In conclusion, false positives and false negatives have significant implications on the effectiveness of spam filters in email services. They can result in missed opportunities, user frustration, trust issues, and wasted time. Understanding these impacts is crucial for developing improved strategies to minimize both types of errors.
[Transition]: Now let’s delve into the exciting realm of Emerging Technologies in Email Security and discover how they seek to revolutionize spam filtering processes.
Emerging Technologies in Email Security
The Impact of False Positives and False Negatives
In the previous section, we explored the consequences of false positives (legitimate emails being marked as spam) and false negatives (spam emails bypassing filters). Now, let us delve deeper into how these occurrences affect both individuals and organizations using email services.

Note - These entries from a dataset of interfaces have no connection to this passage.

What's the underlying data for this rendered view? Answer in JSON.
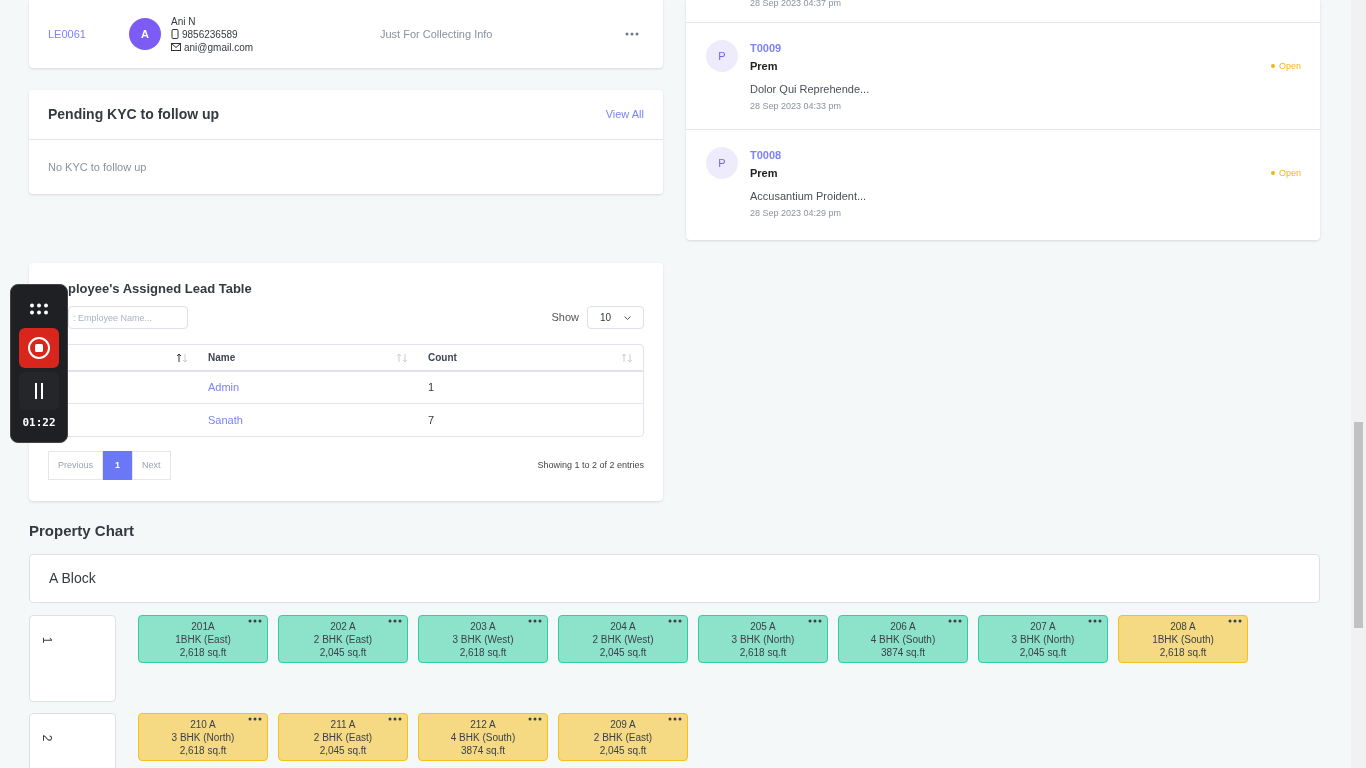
{
  "leads": [
    {
      "id": "LE0061",
      "avatar": "A",
      "name": "Ani N",
      "phone": "9856236589",
      "email": "ani@gmail.com",
      "source": "Just For Collecting Info"
    }
  ],
  "kyc": {
    "title": "Pending KYC to follow up",
    "link": "View All",
    "empty": "No KYC to follow up"
  },
  "tickets": {
    "cut_time": "28 Sep 2023 04:37 pm",
    "items": [
      {
        "avatar": "P",
        "id": "T0009",
        "name": "Prem",
        "status": "Open",
        "subject": "Dolor Qui Reprehende...",
        "time": "28 Sep 2023 04:33 pm"
      },
      {
        "avatar": "P",
        "id": "T0008",
        "name": "Prem",
        "status": "Open",
        "subject": "Accusantium Proident...",
        "time": "28 Sep 2023 04:29 pm"
      }
    ]
  },
  "employee_table": {
    "title": "ployee's Assigned Lead Table",
    "search_placeholder": ": Employee Name...",
    "show_label": "Show",
    "page_size": "10",
    "columns": [
      {
        "sorted": true
      },
      {
        "label": "Name",
        "sorted": false
      },
      {
        "label": "Count",
        "sorted": false
      }
    ],
    "rows": [
      {
        "name": "Admin",
        "count": "1"
      },
      {
        "name": "Sanath",
        "count": "7"
      }
    ],
    "pagination": {
      "previous": "Previous",
      "pages": [
        {
          "label": "1",
          "selected": true
        }
      ],
      "next": "Next"
    },
    "info": "Showing 1 to 2 of 2 entries"
  },
  "recorder": {
    "time": "01:22"
  },
  "property_chart": {
    "title": "Property Chart",
    "block": "A Block",
    "floors": [
      {
        "label": "1",
        "units": [
          {
            "name": "201A",
            "type": "1BHK (East)",
            "area": "2,618 sq.ft",
            "color": "#8de3c9"
          },
          {
            "name": "202 A",
            "type": "2 BHK (East)",
            "area": "2,045 sq.ft",
            "color": "#8de3c9"
          },
          {
            "name": "203 A",
            "type": "3 BHK (West)",
            "area": "2,618 sq.ft",
            "color": "#8de3c9"
          },
          {
            "name": "204 A",
            "type": "2 BHK (West)",
            "area": "2,045 sq.ft",
            "color": "#8de3c9"
          },
          {
            "name": "205 A",
            "type": "3 BHK (North)",
            "area": "2,618 sq.ft",
            "color": "#8de3c9"
          },
          {
            "name": "206 A",
            "type": "4 BHK (South)",
            "area": "3874 sq.ft",
            "color": "#8de3c9"
          },
          {
            "name": "207 A",
            "type": "3 BHK (North)",
            "area": "2,045 sq.ft",
            "color": "#8de3c9"
          },
          {
            "name": "208 A",
            "type": "1BHK (South)",
            "area": "2,618 sq.ft",
            "color": "#f5da83"
          }
        ]
      },
      {
        "label": "2",
        "units": [
          {
            "name": "210 A",
            "type": "3 BHK (North)",
            "area": "2,618 sq.ft",
            "color": "#f5da83"
          },
          {
            "name": "211 A",
            "type": "2 BHK (East)",
            "area": "2,045 sq.ft",
            "color": "#f5da83"
          },
          {
            "name": "212 A",
            "type": "4 BHK (South)",
            "area": "3874 sq.ft",
            "color": "#f5da83"
          },
          {
            "name": "209 A",
            "type": "2 BHK (East)",
            "area": "2,045 sq.ft",
            "color": "#f5da83"
          }
        ]
      }
    ]
  }
}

Imagine a scenario where an important business proposal is mistakenly flagged as spam by an overzealous filter. This could lead to missed opportunities, strained client relationships, and potential financial losses. On the other hand, if a malicious email manages to evade detection due to a false negative, it can result in security breaches, data theft, or malware infections within an organization’s network.
To further understand the impact of false positives and false negatives on users’ experiences with email services, consider the following:
- Increased frustration: Constantly having to sift through legitimate emails that have been incorrectly labeled as spam can be time-consuming and frustrating for individuals who heavily rely on their email accounts.
- Reduced productivity: Inefficient filtering systems can cause delays in receiving vital information, affecting work processes and hindering timely decision-making.
- Impaired communication: Messages from colleagues or clients may go unnoticed or end up in spam folders erroneously, undermining effective communication channels.
- Negative brand image: For businesses relying on email marketing campaigns, high rates of false positives can harm their reputation among customers who miss out on important updates or offers.
|Category||False Positives||False Negatives|
|Consequences||Missed opportunities||Security breaches|
|User Impact||Frustration||Data theft|
|Reduced productivity||Malware infections|
It is evident that finding the right balance between minimizing false positives while effectively capturing genuine spam is crucial. Email service providers constantly strive to improve their algorithms and incorporate emerging technologies to enhance the accuracy of spam filters.
In summary, false positives and false negatives in spam filtering can have significant consequences for individuals and organizations relying on email services. Increased frustration, reduced productivity, impaired communication, and negative brand image are just a few examples of how users may be affected by inaccurate filtering systems. Striking the right balance is essential, as it helps maintain efficient communication channels while safeguarding against potential threats.